“What I have found from interacting with unhappily married people, and from being a former unhappily married person, is that when your relationship goes bad, you start to have this false belief that your stuff is more important than your partner’s stuff,” says Bowman.
This results in one spouse feeling like the other doesn’t prioritize their needs. On the other side of the spectrum, Bowman says that happily married people both have mutual respect for what the other one needs. For example, before committing to a vacation or business trip, run the dates by your spouse first to make sure it works for them. This may sound super simple, but the truth is that it’s a small way of showing your spouse that you value their time as much as your own.
“If I was unhappily married, I might already make my arrangements, and then if he had a problem with it, I would get in a fight with him about why he has a problem with it,” says Bowman.
Making the effort to consider your spouse’s point of view is a great way of indirectly saying, “I value your wishes.”
Make time for touching
Regular touching is a surefire way to up the intimacy in your relationship. This doesn’t necessarily mean sexual touching, although that’s equally important. It’s more about finding subtle ways to physically connect with your partner. For example, Bowman says that when couples are more connected, they’re more likely to hug and hold hands.
This can be as simple as running your hand across your partner’s back as you walk to the kitchen. Even a playful tap on the bottom while cleaning up after dinner can go a long way in dialing up the flirty intimacy that usually wanes over time.
“If you’re less connected and want to feel more connected, touch is something that can bring you closer initially," says Bowman.
Touching is also a great tool for diffusing a hostile argument. When having a difficult discussion, she says that touching can help keep anger in check. Bowman recalls one couple she came across that would link pinkies whenever having heavy talks. As silly as it may sound, she says it helped.

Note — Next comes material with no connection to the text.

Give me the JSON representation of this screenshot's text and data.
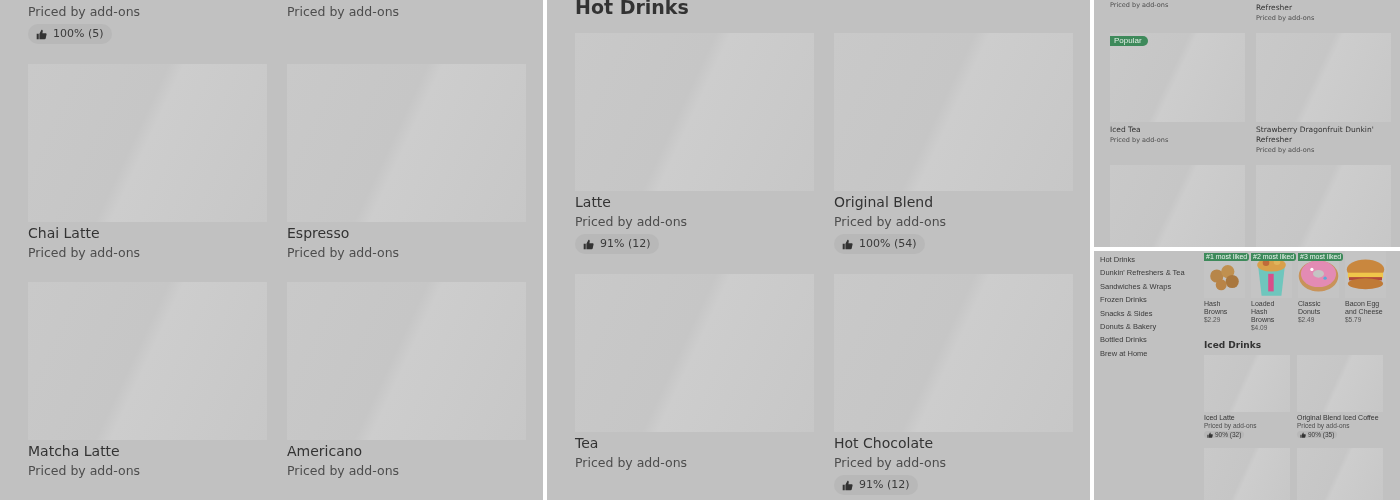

“When I talk with my husband, I usually try to hold his hand, or maybe rest my hand on his leg,” she says. “It really helps me remember that we’re just having a conversation, and it doesn’t have to be a line in the sand.”